— Goal of the exercise —
In the data that follows, determine how many lines contain the word "icon", and give only that number.

....

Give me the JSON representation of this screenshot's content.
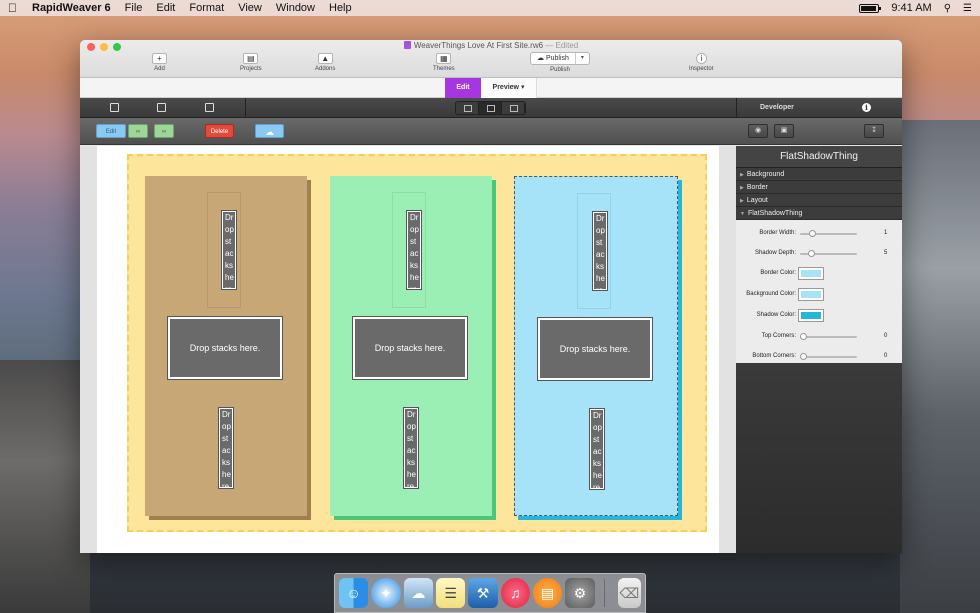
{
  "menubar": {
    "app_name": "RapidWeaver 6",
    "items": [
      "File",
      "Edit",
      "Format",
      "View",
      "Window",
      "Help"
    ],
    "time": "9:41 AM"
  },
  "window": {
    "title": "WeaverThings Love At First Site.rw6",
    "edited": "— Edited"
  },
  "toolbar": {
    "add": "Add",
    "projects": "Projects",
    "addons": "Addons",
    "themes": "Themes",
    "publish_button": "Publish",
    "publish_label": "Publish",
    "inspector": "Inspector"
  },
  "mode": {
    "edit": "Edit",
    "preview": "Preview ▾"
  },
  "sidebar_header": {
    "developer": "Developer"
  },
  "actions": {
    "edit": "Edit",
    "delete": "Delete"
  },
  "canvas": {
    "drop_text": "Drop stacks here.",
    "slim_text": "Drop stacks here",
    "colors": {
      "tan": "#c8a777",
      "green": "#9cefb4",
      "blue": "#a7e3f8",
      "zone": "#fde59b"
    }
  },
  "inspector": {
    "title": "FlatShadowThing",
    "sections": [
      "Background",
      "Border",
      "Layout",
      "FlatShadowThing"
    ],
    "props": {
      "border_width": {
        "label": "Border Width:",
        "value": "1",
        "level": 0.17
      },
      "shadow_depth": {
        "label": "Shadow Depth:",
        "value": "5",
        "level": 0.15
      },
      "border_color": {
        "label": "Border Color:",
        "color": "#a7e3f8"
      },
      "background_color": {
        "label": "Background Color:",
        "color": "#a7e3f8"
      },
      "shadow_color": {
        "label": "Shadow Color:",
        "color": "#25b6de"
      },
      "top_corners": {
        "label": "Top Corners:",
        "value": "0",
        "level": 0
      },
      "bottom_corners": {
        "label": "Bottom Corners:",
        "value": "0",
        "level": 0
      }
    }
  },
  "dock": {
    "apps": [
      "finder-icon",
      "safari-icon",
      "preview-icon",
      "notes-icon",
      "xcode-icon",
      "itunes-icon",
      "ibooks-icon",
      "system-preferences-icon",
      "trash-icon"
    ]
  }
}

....

— Solution to the problem —
9